Sarah dies, and Abraham buys her a grave. There, I summarized the chapter for you.
So, what’s to take from this? Well, given how specific the claim is, it’s likely this passage is intended to justify a certain part of land as properly being part of Israel.
It’s also interesting the way that Abraham works out his deal for the land. The man, Ephron of Zohar, makes a big show that he should give the land to someone as illustrious and respected as Abraham, and Abraham makes a big show of insisting that he pay the full price, until finally Ephron says “a piece of land worth four hundred shekels of silver—what is that between you and me?” In other words, he names his price without explicitly saying the price, thereby getting his money while still saving face. You’re supposed to be generous, but no, he probably couldn’t afford to lose a piece of land worth four hundred shekels.
To be honest, there’s not a whole lot in this chapter for me. I’ve already made it clear I could never bring myself to fully like Sarah as a character. I’ve also been looking through various midrashim on Ishmael and Hagar, and a lot of them seem to go out of their way to try to justify Sarah’s actions, so I think later rabbis realized the problem they were given with this figure.
But at the end of the day, why does she have to be perfect? Why does she have to even be likable? Not everyone is. Do we want God to abandon them all? It’s a particularly Lutheran thing to see everyone as both 100% a saint and 100% a sinner, simultaneously. As such, we relish our unlikable heroes in the Bible, the scoundrels, bullies, wimps, and womanizers that God nonetheless cares about and uses for good ends. Sarah was the mother of the Jewish people. She doesn’t have to be mother of the year.

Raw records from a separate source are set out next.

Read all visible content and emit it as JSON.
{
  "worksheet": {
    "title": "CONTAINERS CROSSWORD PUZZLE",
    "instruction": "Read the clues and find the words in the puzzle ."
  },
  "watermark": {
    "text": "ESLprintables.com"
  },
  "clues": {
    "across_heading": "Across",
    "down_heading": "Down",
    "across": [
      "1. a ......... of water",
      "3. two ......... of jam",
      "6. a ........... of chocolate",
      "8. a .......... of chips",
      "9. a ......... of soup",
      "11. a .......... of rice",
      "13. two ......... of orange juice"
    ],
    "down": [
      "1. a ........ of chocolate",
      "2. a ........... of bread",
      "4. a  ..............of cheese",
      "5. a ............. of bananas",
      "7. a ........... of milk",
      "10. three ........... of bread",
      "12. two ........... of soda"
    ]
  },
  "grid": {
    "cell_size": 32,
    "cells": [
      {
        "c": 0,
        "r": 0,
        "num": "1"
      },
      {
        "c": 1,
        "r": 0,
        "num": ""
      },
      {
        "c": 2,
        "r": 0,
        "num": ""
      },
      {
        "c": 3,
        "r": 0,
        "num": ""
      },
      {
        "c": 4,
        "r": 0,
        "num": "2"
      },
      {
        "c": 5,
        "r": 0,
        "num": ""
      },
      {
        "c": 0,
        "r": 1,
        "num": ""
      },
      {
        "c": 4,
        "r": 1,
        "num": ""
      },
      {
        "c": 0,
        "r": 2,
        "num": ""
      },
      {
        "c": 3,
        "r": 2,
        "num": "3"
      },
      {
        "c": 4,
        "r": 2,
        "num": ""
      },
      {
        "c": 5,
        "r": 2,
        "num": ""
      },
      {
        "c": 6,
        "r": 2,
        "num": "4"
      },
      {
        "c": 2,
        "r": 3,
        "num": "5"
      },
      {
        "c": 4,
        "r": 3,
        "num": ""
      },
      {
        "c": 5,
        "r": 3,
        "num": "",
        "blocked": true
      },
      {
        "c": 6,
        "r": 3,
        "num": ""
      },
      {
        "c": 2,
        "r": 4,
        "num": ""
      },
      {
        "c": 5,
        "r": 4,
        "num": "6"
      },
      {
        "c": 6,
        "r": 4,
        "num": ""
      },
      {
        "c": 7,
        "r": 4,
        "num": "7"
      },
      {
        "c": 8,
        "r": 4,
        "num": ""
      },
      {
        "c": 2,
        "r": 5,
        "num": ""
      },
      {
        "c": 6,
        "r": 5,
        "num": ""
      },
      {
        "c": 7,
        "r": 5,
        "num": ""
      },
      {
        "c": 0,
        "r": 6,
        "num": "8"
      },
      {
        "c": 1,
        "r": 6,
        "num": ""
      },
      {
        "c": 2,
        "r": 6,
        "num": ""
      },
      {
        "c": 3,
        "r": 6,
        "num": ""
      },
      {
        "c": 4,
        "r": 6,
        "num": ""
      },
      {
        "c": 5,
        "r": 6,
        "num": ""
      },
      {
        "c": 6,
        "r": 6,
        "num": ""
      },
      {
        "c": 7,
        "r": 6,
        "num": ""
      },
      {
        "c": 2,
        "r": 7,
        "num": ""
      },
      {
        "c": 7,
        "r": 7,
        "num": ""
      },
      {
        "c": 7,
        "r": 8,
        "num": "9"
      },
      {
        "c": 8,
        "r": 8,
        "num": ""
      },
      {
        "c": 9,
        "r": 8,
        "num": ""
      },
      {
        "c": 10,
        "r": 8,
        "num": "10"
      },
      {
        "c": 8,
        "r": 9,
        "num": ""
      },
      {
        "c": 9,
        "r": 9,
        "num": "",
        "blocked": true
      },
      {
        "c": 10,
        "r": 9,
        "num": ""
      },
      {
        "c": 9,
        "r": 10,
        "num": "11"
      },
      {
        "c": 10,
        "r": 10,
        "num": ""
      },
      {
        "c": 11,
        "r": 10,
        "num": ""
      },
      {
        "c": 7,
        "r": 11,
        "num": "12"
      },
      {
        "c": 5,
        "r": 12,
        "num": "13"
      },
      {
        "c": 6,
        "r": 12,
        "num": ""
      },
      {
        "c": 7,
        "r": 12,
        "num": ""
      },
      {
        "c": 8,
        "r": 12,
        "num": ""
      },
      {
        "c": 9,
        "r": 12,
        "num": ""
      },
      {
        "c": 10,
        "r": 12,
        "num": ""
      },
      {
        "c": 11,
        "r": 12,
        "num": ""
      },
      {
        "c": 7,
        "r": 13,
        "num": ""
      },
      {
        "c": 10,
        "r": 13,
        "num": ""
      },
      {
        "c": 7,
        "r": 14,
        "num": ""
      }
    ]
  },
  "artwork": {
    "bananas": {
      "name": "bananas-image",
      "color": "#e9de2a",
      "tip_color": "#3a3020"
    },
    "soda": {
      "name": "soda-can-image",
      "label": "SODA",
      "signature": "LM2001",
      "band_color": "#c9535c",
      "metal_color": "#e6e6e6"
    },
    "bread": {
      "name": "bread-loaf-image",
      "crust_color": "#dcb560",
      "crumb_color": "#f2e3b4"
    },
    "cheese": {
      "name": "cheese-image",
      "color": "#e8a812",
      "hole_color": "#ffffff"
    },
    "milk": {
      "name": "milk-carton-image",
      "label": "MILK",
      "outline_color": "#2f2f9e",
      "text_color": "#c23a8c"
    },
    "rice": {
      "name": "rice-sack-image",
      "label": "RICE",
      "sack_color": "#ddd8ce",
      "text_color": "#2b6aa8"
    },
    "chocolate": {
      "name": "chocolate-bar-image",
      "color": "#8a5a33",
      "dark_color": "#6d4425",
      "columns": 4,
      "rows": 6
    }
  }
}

By-the-by, this was the bat mitzvot reading for one of my close friends back in middle school. I really wish I could remember what she said about it. I do recall that it involved pointing out that Sarah is the only woman in the Bible whose age is ever mentioned.
The Japanese: itai “the remands,” katawara “beside” (v 3), shoyuu “possession, property,” yuzuru “to turn over, to sell” (v 4), teikyou “offer, tender,” kobamu “to refuse” (v 6), ataramete “formally” (v 7), tsuuyou “popular use, circulation” (v 16).
The next chapter is very long, but I’ll try to do it in a day because I don’t want to get trapped by my Tuesday-and-Wednesdays-are-busy dilemma.